The servo centers so well that I'm not constantly bumping the stick to get the plane to stop moving in the last
direction I moved the elevator. In other words, if I gave "up" elevator and then released the stick the
plane would continue to climb slightly. Same for down elevator.
There are only two drawbacks to digital servos that I can see: price and current drain. Digital servos
cost more than traditional analog servos but I suspect the price will come down.
The current drain is higher because (as I understand it) there are more pulses to the servo to make it hold its
position. I don't think that's a bad thing because I have a good field charger so I can top off my batteries

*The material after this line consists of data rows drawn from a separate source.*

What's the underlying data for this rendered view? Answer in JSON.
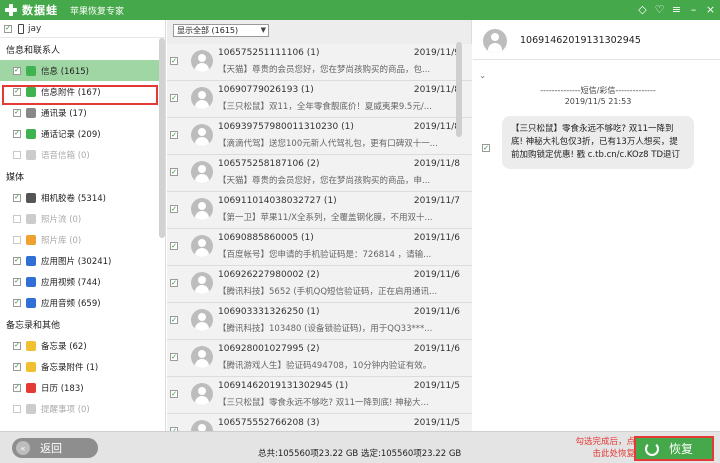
{
  "app": {
    "name": "数据蛙",
    "subtitle": "苹果恢复专家",
    "window_controls": [
      "diamond-icon",
      "heart-icon",
      "menu-icon",
      "minimize-icon",
      "close-icon"
    ],
    "accent_color": "#45a84a",
    "highlight_color": "#e53935"
  },
  "sidebar": {
    "device_name": "jay",
    "groups": [
      {
        "title": "信息和联系人",
        "items": [
          {
            "label": "信息 (1615)",
            "checked": true,
            "active": true,
            "icon": "message-icon",
            "icon_color": "#3fb34f"
          },
          {
            "label": "信息附件 (167)",
            "checked": true,
            "icon": "attachment-icon",
            "icon_color": "#3fb34f"
          },
          {
            "label": "通讯录 (17)",
            "checked": true,
            "icon": "contacts-icon",
            "icon_color": "#888888"
          },
          {
            "label": "通话记录 (209)",
            "checked": true,
            "icon": "phone-icon",
            "icon_color": "#3fb34f"
          },
          {
            "label": "语音信箱 (0)",
            "checked": false,
            "disabled": true,
            "icon": "voicemail-icon",
            "icon_color": "#cccccc"
          }
        ]
      },
      {
        "title": "媒体",
        "items": [
          {
            "label": "相机胶卷 (5314)",
            "checked": true,
            "icon": "camera-icon",
            "icon_color": "#555555"
          },
          {
            "label": "照片流 (0)",
            "checked": false,
            "disabled": true,
            "icon": "photostream-icon",
            "icon_color": "#cccccc"
          },
          {
            "label": "照片库 (0)",
            "checked": false,
            "disabled": true,
            "icon": "photos-icon",
            "icon_color": "#f0a030"
          },
          {
            "label": "应用图片 (30241)",
            "checked": true,
            "icon": "app-photo-icon",
            "icon_color": "#2f6fd6"
          },
          {
            "label": "应用视频 (744)",
            "checked": true,
            "icon": "app-video-icon",
            "icon_color": "#2f6fd6"
          },
          {
            "label": "应用音频 (659)",
            "checked": true,
            "icon": "app-audio-icon",
            "icon_color": "#2f6fd6"
          }
        ]
      },
      {
        "title": "备忘录和其他",
        "items": [
          {
            "label": "备忘录 (62)",
            "checked": true,
            "icon": "notes-icon",
            "icon_color": "#f0c030"
          },
          {
            "label": "备忘录附件 (1)",
            "checked": true,
            "icon": "notes-attachment-icon",
            "icon_color": "#f0c030"
          },
          {
            "label": "日历 (183)",
            "checked": true,
            "icon": "calendar-icon",
            "icon_color": "#e53935"
          },
          {
            "label": "提醒事项 (0)",
            "checked": false,
            "disabled": true,
            "icon": "reminders-icon",
            "icon_color": "#cccccc"
          }
        ]
      }
    ]
  },
  "list": {
    "filter": "显示全部 (1615)",
    "messages": [
      {
        "number": "106575251111106 (1)",
        "date": "2019/11/9",
        "preview": "【天猫】尊贵的会员您好，您在梦尚孩购买的商品，包...",
        "checked": true
      },
      {
        "number": "10690779026193 (1)",
        "date": "2019/11/8",
        "preview": "【三只松鼠】双11，全年零食靓底价！夏威夷果9.5元/...",
        "checked": true
      },
      {
        "number": "106939757980011310230 (1)",
        "date": "2019/11/8",
        "preview": "【滴滴代驾】送您100元新人代驾礼包，更有口碑双十一...",
        "checked": true
      },
      {
        "number": "106575258187106 (2)",
        "date": "2019/11/8",
        "preview": "【天猫】尊贵的会员您好，您在梦尚孩购买的商品，申...",
        "checked": true
      },
      {
        "number": "1069110140380327​27 (1)",
        "date": "2019/11/7",
        "preview": "【第一卫】苹果11/X全系列，全覆盖钢化膜，不用双十...",
        "checked": true
      },
      {
        "number": "10690885860005 (1)",
        "date": "2019/11/6",
        "preview": "【百度帐号】您申请的手机验证码是：726814 ，请输...",
        "checked": true
      },
      {
        "number": "106926227980002 (2)",
        "date": "2019/11/6",
        "preview": "【腾讯科技】5652 (手机QQ短信验证码，正在启用通讯...",
        "checked": true
      },
      {
        "number": "10690333132625​0 (1)",
        "date": "2019/11/6",
        "preview": "【腾讯科技】103480 (设备锁验证码)，用于QQ33***...",
        "checked": true
      },
      {
        "number": "106928001027995 (2)",
        "date": "2019/11/6",
        "preview": "【腾讯游戏人生】验证码494708，10分钟内验证有效。",
        "checked": true
      },
      {
        "number": "10691462019131302945 (1)",
        "date": "2019/11/5",
        "preview": "【三只松鼠】零食永远不够吃? 双11一降到底! 神秘大...",
        "checked": true
      },
      {
        "number": "106575552766208 (3)",
        "date": "2019/11/5",
        "preview": "",
        "checked": true
      }
    ]
  },
  "detail": {
    "contact_number": "10691462019131302945",
    "type_label": "--------------短信/彩信--------------",
    "time": "2019/11/5 21:53",
    "message": "【三只松鼠】零食永远不够吃? 双11一降到底! 神秘大礼包仅3折，已有13万人想买，提前加购锁定优惠! 戳 c.tb.cn/c.KOz8 TD退订"
  },
  "bottom": {
    "back_label": "返回",
    "totals": "总共:105560项23.22 GB 选定:105560项23.22 GB",
    "hint": "勾选完成后，点击此处恢复",
    "restore_label": "恢复"
  }
}
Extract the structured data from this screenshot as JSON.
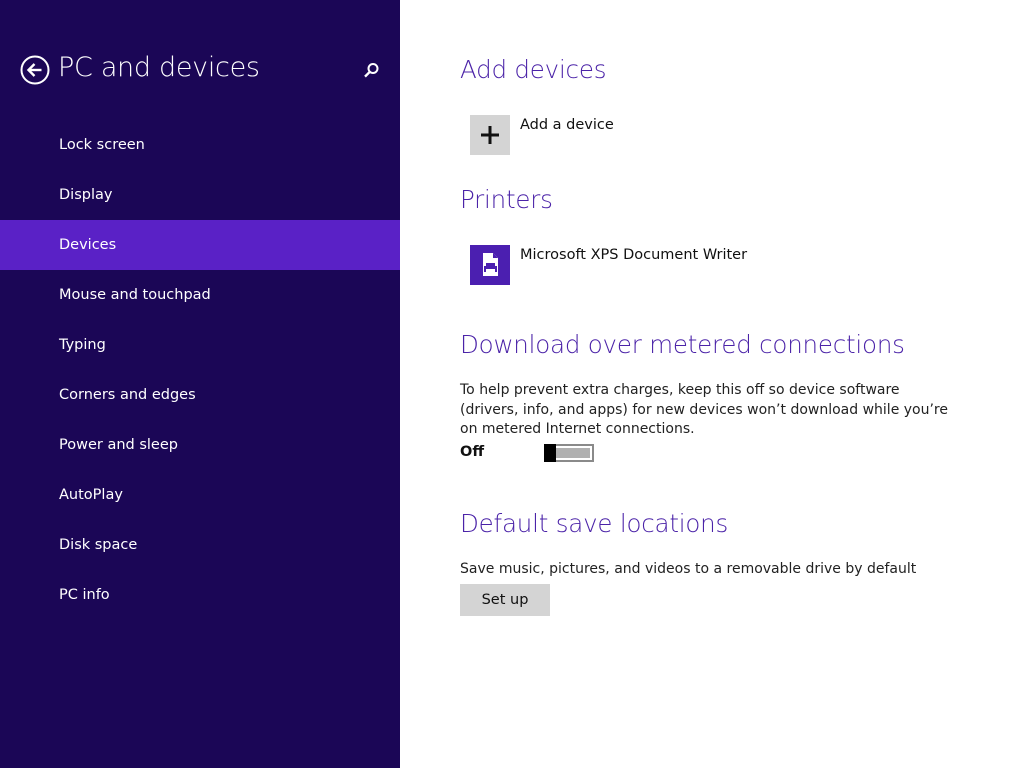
{
  "sidebar": {
    "title": "PC and devices",
    "back_icon": "back-arrow-icon",
    "search_icon": "search-icon",
    "items": [
      {
        "label": "Lock screen",
        "selected": false
      },
      {
        "label": "Display",
        "selected": false
      },
      {
        "label": "Devices",
        "selected": true
      },
      {
        "label": "Mouse and touchpad",
        "selected": false
      },
      {
        "label": "Typing",
        "selected": false
      },
      {
        "label": "Corners and edges",
        "selected": false
      },
      {
        "label": "Power and sleep",
        "selected": false
      },
      {
        "label": "AutoPlay",
        "selected": false
      },
      {
        "label": "Disk space",
        "selected": false
      },
      {
        "label": "PC info",
        "selected": false
      }
    ]
  },
  "main": {
    "add_devices": {
      "title": "Add devices",
      "add_label": "Add a device",
      "icon": "plus-icon"
    },
    "printers": {
      "title": "Printers",
      "items": [
        {
          "label": "Microsoft XPS Document Writer",
          "icon": "printer-icon"
        }
      ]
    },
    "metered": {
      "title": "Download over metered connections",
      "description": "To help prevent extra charges, keep this off so device software (drivers, info, and apps) for new devices won’t download while you’re on metered Internet connections.",
      "toggle_label": "Off",
      "toggle_on": false
    },
    "save_locations": {
      "title": "Default save locations",
      "description": "Save music, pictures, and videos to a removable drive by default",
      "button_label": "Set up"
    }
  },
  "colors": {
    "sidebar_bg": "#1b0656",
    "selected_bg": "#5a21c6",
    "accent": "#4b23a8",
    "button_bg": "#d4d4d4"
  }
}
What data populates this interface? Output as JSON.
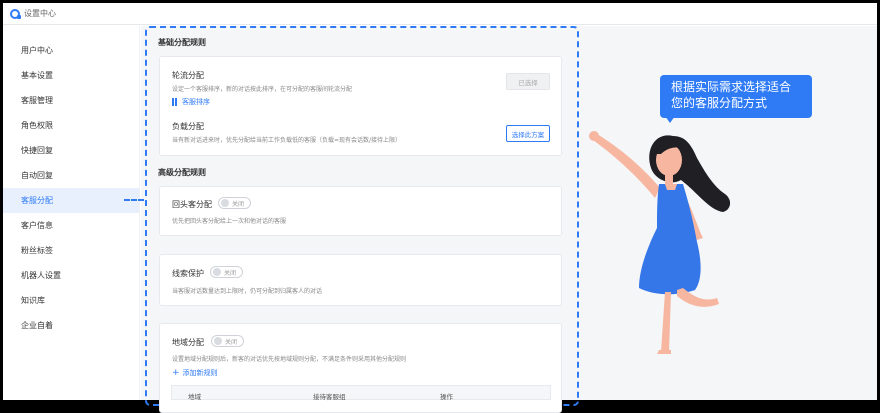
{
  "window": {
    "title": "设置中心"
  },
  "sidebar": {
    "items": [
      {
        "label": "用户中心",
        "active": false
      },
      {
        "label": "基本设置",
        "active": false
      },
      {
        "label": "客服管理",
        "active": false
      },
      {
        "label": "角色权限",
        "active": false
      },
      {
        "label": "快捷回复",
        "active": false
      },
      {
        "label": "自动回复",
        "active": false
      },
      {
        "label": "客服分配",
        "active": true
      },
      {
        "label": "客户信息",
        "active": false
      },
      {
        "label": "粉丝标签",
        "active": false
      },
      {
        "label": "机器人设置",
        "active": false
      },
      {
        "label": "知识库",
        "active": false
      },
      {
        "label": "企业自着",
        "active": false
      }
    ]
  },
  "basic": {
    "section_title": "基础分配规则",
    "round_robin": {
      "title": "轮流分配",
      "desc": "设定一个客服排序，新的对话按此排序，在可分配的客服间轮流分配",
      "link": "客服排序",
      "button": "已选择"
    },
    "load": {
      "title": "负载分配",
      "desc": "当有新对话进来时，优先分配给当前工作负载低的客服（负载=现有会话数/接待上限）",
      "button": "选择此方案"
    }
  },
  "advanced": {
    "section_title": "高级分配规则",
    "returning": {
      "title": "回头客分配",
      "toggle": "关闭",
      "desc": "优先把回头客分配给上一次和他对话的客服"
    },
    "lead": {
      "title": "线索保护",
      "toggle": "关闭",
      "desc": "当客服对话数量达到上限时，仍可分配到归属客人的对话"
    },
    "region": {
      "title": "地域分配",
      "toggle": "关闭",
      "desc": "设置地域分配规则后，新客的对话优先按地域规则分配，不满足条件则采用其他分配规则",
      "add_link": "添加新规则",
      "table_headers": [
        "地域",
        "接待客服组",
        "操作"
      ]
    }
  },
  "callout": {
    "line1": "根据实际需求选择适合",
    "line2": "您的客服分配方式"
  },
  "colors": {
    "accent": "#2f7bf6",
    "dress": "#3576e8"
  }
}
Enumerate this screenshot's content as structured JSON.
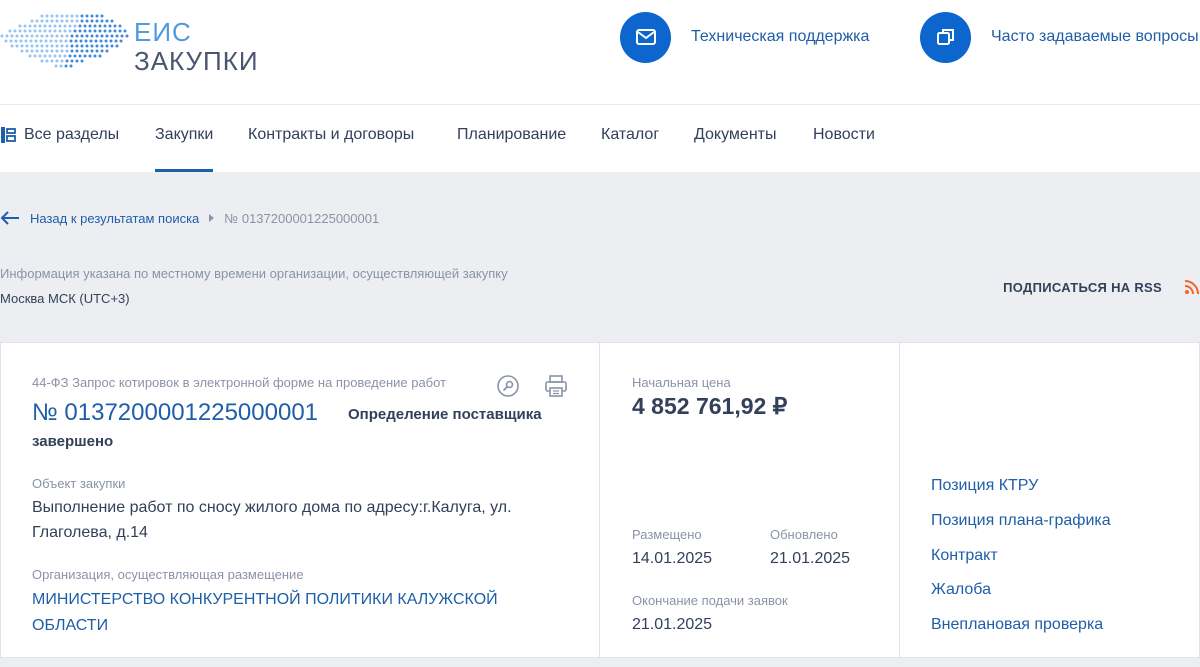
{
  "header": {
    "logo_line1": "ЕИС",
    "logo_line2": "ЗАКУПКИ",
    "support_label": "Техническая поддержка",
    "faq_label": "Часто задаваемые вопросы"
  },
  "nav": {
    "all_sections": "Все разделы",
    "items": [
      "Закупки",
      "Контракты и договоры",
      "Планирование",
      "Каталог",
      "Документы",
      "Новости"
    ],
    "active": "Закупки"
  },
  "breadcrumb": {
    "back_label": "Назад к результатам поиска",
    "current": "№ 0137200001225000001"
  },
  "timezone": {
    "note": "Информация указана по местному времени организации, осуществляющей закупку",
    "value": "Москва МСК (UTC+3)"
  },
  "rss_label": "ПОДПИСАТЬСЯ НА RSS",
  "purchase": {
    "law_type": "44-ФЗ Запрос котировок в электронной форме на проведение работ",
    "number": "№ 0137200001225000001",
    "status": "Определение поставщика завершено",
    "object_label": "Объект закупки",
    "object_value": "Выполнение работ по сносу жилого дома по адресу:г.Калуга, ул. Глаголева, д.14",
    "org_label": "Организация, осуществляющая размещение",
    "org_value": "МИНИСТЕРСТВО КОНКУРЕНТНОЙ ПОЛИТИКИ КАЛУЖСКОЙ ОБЛАСТИ",
    "price_label": "Начальная цена",
    "price_value": "4 852 761,92 ₽",
    "posted_label": "Размещено",
    "posted_value": "14.01.2025",
    "updated_label": "Обновлено",
    "updated_value": "21.01.2025",
    "deadline_label": "Окончание подачи заявок",
    "deadline_value": "21.01.2025"
  },
  "side_links": [
    "Позиция КТРУ",
    "Позиция плана-графика",
    "Контракт",
    "Жалоба",
    "Внеплановая проверка"
  ],
  "colors": {
    "accent": "#1f5ea8",
    "icon_circle": "#0d65ce",
    "rss": "#f26522",
    "muted": "#8a93a6",
    "text": "#334059",
    "page_bg": "#eceef2"
  }
}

every few flights. That means I don't need to put in a larger battery for planes that use
Torque is expressed in ounce-inches (oz/in). What it means is how much load
the servo can handle 1" from center.
For example, if a servo has a
42 oz/in rating, then the servo should be able to lift a 42 ounce weight
that is attached to the servo arm 1" from the center of the output
shaft without stalling. Servo stalling (not the same as aerodynamic
stalling) occurs when the load over-powers the servo.
Note that torque is linear. Using the same example of a
servo rated at 42 oz/in, if the weight is moved 2" from the output shaft, then the servo can only lift
21 ounces. If the weight is moved to 1/2" from the output shaft,
then the servo can handle 84 oz.
All else being equal, faster servos are better. Often
manufacturers make pairs of servos that have all the same parts inside and
are in the same cases. One is a high-torque servo and the other is a
The only difference is that the servo gears are arranged
differently. To make a servo faster (using the same parts) the
gearing is such that the servo is weaker.
Some servos have standard motors and others have coreless motors.
Coreless motor servos start and stop faster due to less mass in the motor.
A body in motion tends to remain in motion and one at rest tends to remain
at rest, yada, yada.
Coreless motor servos are better and also cost more.
Traditional servos all work with 4.8 volt battery packs. Many
servos also work with 6 volt packs. Higher voltage equates to faster
servo movement and more power. It also means shorter servo life.
Servos come in a variety of sizes. However, size is not always an
indicator of strength. For larger models, size is not much of an issue
as far as the servo fitting inside the airplane.
Conversely, small models often are limited for space and require small
servos. There are many choices of small servos available today so
finding one that will fit the application and be strong enough is not a
Weight is the arch-nemesis of model airplanes. All else being
equal, a lighter servo is better.
Servos can have either nylon or metal gears or a combination of both.
Nylon gears are lighter, smoother, quieter and maintain a good gear mesh
for a long time. Their disadvantage is they break or strip more
easily than metal gears.
Modern 3D planes can strip gears easily due to the forces fed to them
from extreme control throws.
Metal gears have the advantage of being stronger and that is about it.
They get sloppy due to wear much sooner than nylon gears do. They
are also much heavier and noisier.
Don't get stressed about gears. We have used nylon gears for a
long time with very few problems. Gears normally strip only because
the servo was abused somehow. Abuse is usually one of three things:
- Extreme control throws (3D capable aircraft)
Better servos have one or two ball-bearing races supporting the output
shaft. The bearings reduce slop in the system as well as
Bearings make the servo heavier, but it's usually worth it.
Not all servos are compatible with all manufacturers equipment.
Be sure to check that a servo will work with your radio before buying it.